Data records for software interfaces
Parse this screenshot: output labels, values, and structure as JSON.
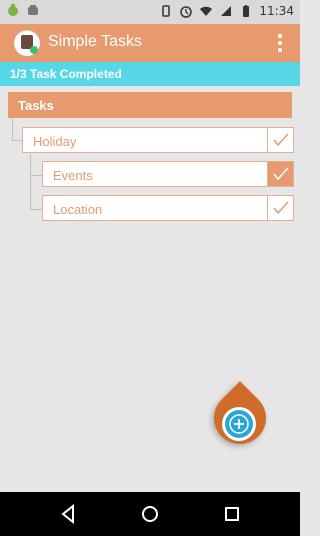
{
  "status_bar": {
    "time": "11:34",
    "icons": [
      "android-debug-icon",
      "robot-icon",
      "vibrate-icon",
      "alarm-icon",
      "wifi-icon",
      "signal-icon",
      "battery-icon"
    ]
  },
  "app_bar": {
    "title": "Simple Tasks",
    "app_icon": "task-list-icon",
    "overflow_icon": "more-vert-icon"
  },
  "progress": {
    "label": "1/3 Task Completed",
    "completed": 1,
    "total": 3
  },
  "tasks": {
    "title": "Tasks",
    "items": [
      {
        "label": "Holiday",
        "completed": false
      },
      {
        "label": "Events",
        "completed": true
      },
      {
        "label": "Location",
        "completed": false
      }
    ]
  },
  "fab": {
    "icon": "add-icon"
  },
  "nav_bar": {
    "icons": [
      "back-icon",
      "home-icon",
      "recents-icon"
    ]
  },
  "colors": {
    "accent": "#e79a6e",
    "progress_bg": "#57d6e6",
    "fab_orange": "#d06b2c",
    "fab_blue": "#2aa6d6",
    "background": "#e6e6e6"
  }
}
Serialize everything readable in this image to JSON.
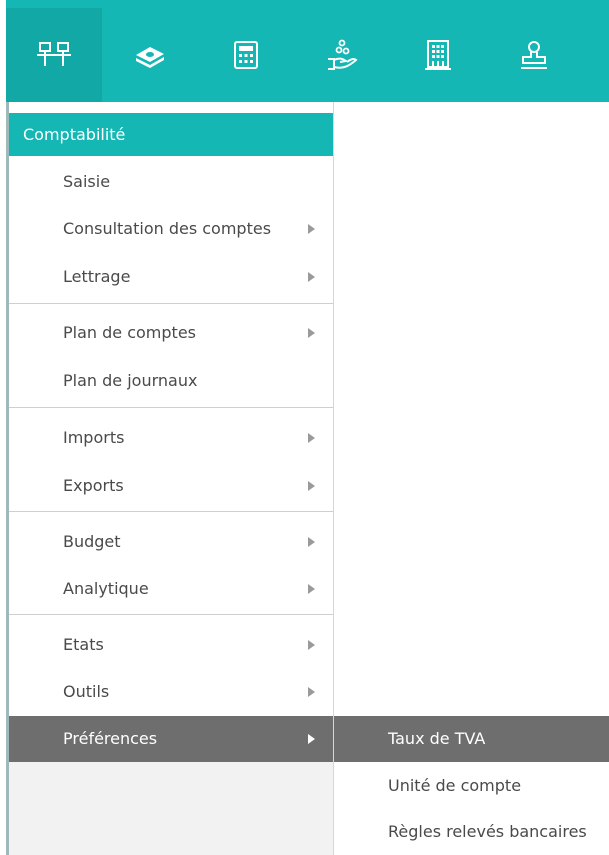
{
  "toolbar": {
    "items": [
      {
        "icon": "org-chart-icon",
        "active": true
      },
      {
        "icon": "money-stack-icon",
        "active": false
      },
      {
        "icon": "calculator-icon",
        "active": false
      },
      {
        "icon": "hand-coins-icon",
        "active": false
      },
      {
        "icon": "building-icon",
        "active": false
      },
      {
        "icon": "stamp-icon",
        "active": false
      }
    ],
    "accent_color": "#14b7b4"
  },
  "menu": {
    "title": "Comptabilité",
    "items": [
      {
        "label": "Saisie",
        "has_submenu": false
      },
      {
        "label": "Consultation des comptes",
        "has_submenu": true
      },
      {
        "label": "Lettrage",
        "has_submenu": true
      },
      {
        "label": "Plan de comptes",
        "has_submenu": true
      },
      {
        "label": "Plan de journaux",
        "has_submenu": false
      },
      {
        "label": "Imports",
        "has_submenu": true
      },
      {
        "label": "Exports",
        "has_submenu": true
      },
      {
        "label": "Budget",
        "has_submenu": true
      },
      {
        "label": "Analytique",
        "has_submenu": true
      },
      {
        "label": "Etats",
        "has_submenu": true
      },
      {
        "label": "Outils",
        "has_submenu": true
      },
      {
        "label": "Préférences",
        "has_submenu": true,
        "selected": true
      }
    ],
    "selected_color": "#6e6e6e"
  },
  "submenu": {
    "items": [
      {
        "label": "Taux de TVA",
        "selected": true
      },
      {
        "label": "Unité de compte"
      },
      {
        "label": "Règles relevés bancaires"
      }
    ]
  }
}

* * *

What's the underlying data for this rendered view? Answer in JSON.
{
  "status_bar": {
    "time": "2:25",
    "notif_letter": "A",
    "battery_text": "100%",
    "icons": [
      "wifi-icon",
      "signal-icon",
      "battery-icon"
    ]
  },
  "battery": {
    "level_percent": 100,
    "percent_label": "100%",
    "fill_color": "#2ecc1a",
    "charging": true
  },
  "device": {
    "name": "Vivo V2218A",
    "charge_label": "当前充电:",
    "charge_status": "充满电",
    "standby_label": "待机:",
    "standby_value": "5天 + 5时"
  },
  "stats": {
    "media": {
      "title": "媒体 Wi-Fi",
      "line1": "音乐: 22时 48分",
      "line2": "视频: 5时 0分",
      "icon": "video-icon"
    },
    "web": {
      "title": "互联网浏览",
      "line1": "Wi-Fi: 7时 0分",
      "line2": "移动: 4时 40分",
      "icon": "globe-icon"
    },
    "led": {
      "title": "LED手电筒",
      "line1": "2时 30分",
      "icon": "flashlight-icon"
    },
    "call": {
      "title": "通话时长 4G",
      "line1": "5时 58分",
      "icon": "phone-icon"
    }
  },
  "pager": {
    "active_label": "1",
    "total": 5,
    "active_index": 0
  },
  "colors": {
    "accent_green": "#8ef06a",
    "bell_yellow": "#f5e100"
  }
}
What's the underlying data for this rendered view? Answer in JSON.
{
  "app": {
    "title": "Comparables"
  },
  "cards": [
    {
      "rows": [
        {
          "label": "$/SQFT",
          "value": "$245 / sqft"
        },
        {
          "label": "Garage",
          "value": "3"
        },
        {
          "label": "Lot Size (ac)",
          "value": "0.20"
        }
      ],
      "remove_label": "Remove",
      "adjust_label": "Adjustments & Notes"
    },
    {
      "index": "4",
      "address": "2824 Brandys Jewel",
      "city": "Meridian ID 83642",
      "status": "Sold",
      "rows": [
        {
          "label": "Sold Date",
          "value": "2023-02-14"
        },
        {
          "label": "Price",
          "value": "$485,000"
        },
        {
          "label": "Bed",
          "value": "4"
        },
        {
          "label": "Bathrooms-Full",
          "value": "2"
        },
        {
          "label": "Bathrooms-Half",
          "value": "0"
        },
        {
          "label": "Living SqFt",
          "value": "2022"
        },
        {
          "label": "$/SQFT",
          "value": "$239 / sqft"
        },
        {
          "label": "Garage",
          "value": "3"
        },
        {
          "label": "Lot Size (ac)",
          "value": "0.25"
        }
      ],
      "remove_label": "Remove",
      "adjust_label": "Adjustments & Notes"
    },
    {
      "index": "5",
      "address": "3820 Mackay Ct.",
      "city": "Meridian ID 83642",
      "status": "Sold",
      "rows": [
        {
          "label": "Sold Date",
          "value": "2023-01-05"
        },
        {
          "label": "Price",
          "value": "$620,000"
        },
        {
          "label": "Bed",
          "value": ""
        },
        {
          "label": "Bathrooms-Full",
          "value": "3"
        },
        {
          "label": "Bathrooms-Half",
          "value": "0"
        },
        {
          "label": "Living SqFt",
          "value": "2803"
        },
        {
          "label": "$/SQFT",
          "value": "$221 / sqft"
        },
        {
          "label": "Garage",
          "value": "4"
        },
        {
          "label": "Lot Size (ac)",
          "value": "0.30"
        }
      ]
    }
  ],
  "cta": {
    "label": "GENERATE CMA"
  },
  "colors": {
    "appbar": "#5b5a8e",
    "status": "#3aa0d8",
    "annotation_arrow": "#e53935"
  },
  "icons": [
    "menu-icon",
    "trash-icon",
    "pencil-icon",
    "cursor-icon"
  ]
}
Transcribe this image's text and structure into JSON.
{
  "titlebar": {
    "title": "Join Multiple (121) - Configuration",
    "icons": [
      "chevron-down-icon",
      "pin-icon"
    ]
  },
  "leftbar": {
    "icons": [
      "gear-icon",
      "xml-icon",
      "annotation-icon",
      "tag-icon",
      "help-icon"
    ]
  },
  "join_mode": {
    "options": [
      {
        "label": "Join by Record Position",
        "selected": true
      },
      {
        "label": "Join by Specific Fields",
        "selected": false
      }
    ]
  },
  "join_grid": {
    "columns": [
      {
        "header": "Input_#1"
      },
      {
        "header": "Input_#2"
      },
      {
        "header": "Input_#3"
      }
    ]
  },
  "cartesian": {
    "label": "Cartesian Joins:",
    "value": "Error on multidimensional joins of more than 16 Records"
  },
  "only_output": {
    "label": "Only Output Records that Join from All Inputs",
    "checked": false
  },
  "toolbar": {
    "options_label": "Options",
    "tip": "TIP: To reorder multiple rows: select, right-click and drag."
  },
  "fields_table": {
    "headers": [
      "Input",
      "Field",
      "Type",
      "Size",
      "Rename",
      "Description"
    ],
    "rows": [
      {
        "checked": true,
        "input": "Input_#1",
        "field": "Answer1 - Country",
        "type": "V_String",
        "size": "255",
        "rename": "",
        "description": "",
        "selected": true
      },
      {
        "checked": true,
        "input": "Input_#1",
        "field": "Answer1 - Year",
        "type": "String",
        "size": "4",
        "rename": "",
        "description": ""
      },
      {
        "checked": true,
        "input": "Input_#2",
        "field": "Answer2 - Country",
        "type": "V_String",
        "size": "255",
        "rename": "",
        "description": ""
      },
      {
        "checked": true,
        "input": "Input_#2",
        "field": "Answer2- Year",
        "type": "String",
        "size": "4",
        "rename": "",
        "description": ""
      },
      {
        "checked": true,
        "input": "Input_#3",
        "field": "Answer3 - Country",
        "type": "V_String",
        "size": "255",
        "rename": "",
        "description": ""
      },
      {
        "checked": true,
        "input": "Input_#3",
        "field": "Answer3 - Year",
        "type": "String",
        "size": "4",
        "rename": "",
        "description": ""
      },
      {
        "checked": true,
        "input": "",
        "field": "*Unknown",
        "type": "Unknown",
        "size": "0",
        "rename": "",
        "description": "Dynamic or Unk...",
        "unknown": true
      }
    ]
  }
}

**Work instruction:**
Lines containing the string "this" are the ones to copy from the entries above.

**Result:**
Parse this screenshot: output labels, values, and structure as JSON.
Serialize everything readable in this image to JSON.
What's the underlying data for this rendered view? Answer in JSON.
What's the underlying data for this rendered view? Answer in JSON.
Transcribe this image's text and structure into JSON.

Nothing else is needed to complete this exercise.